I have made the law for the last seven years as a State Representative, which has given me a deep appreciation for the value of inclusion, compromise and perseverance. I have been able to pass major human trafficking legislation, significant gun safety legislation, a bill providing increased due process for juveniles facing possible charges as an adult and bills ensuring equal treatment for women in the health care field, among many others. It has been very gratifying to pass laws that correct injustices that I observed when I was a chief deputy in the DA’s Office.

I want to bring this experience to the Denver District Attorney’s office. I am excited about the opportunity to reshape the office to proactively address issues of social justice, crime and security as a trusted community partner.


Helen Morgan

1. Why do you want to be Denver DA?

I have proudly serviced as a prosecutor in the Denver District Attorney’s Office for over 21 years. I have dedicated my professional life to the pursuit of justice. As a Chief Deputy District Attorney, I know how critical it is to have an elected District Attorney who has extensive experience in the field of criminal law, as well as the ability to inspire an office of more than 200 people to do the right thing each and every day. It is for these reasons that I am running to be Denver’s first female District Attorney. I look forward to the opportunity to lead the way in responding to crime in a manner that respects every crime victim, no matter who he or she is, and addresses defendants’ mental health and addiction issues to improve the lives of everyone in Denver.

2. Would you change anything about the DA’s Office?

There are two areas I would immediately address as the next District Attorney. The first issue is collaboration and outreach. During my time as a prosecutor handling every type of criminal case, I have learned that the work of the District Attorney’s office is most effective when we leverage the resources we have in our community to reach appropriate outcomes. For example, when I led the effort from the District Attorney’s Office to reestablish Denver’s Drug Court, I knew that we would never succeed if we did not engage treatment providers, mental health experts, housing advocates and other agencies to give all defendants the tools to address their addiction issues, which are at the root of so many criminal activities. As District Attorney, I will expand the reach of our office into every community in Denver and invite partnerships with those best-equipped to assist victims and defendants alike. Jail and prison sentences are appropriate for violent and high-risk offenders, but they cannot be the default sentence for every case. The second issue is the treatment of law enforcement officers. I have spent my career working with outstanding professionals in the field of law enforcement. I know these professionals want to work with my office to regain the trust of many community members who perceive that the District Attorney’s office is unwilling to charge officers who violate the law. A badge cannot be a shield to justice.

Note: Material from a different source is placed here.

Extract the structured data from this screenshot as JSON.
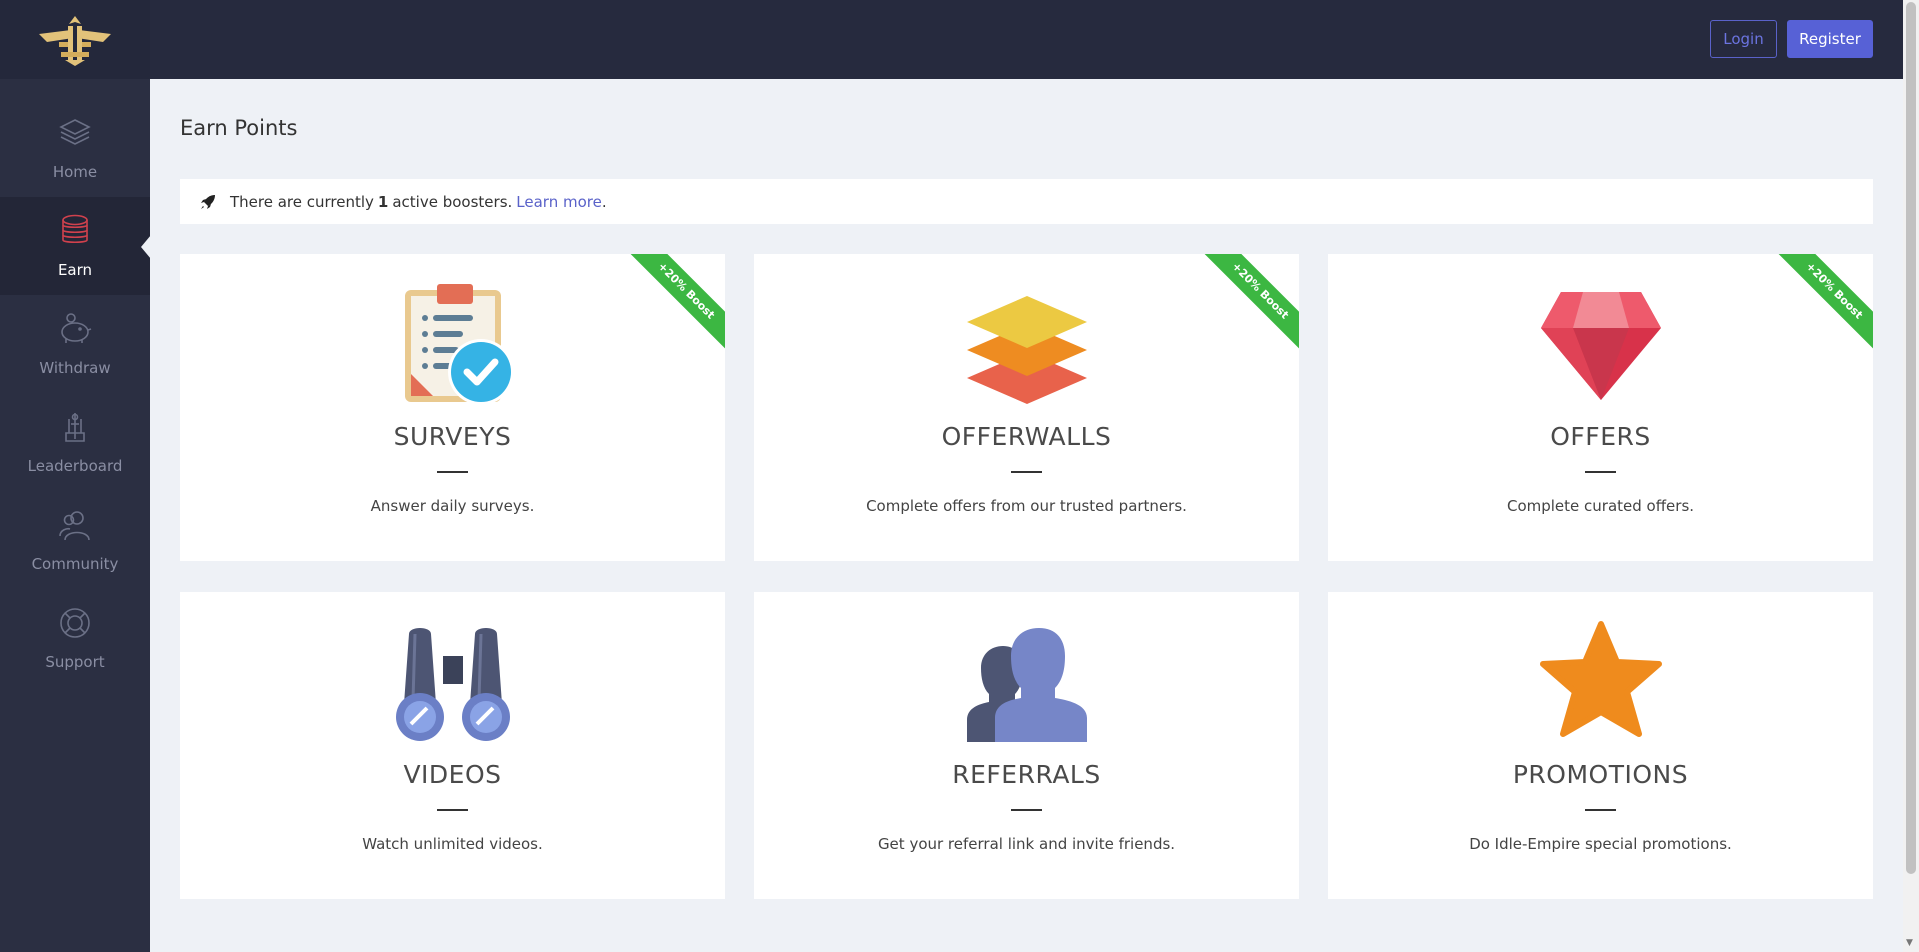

As District Attorney, I will work to further expand what information is available to interested parties and to establish a charging decision protocol so that charging decisions are made by a specialized team.

3. What sets you apart from the other candidates?

I am a career prosecutor, not a politician. I am running as an independent candidate because electing the next District Attorney should not be about right and left: It should be about right and wrong. No other candidate comes close to having my wide range of professional experience, which encompasses achievements such as leading a multiagency statewide team in a five-year prosecution of a white supremacist prison gang to establishing problem-solving courts to address issues including drug and alcohol abuse. Finally, no other candidate has spent over two decades nurturing the professional relationships I have with victims, victims’ rights groups, the police department, the sheriff’s department, the criminal defense bar, probation and a host of other community groups so that when I am elected we can immediately begin the work of improving the way we prosecute criminal cases in Denver.

Previously posted on The Docket.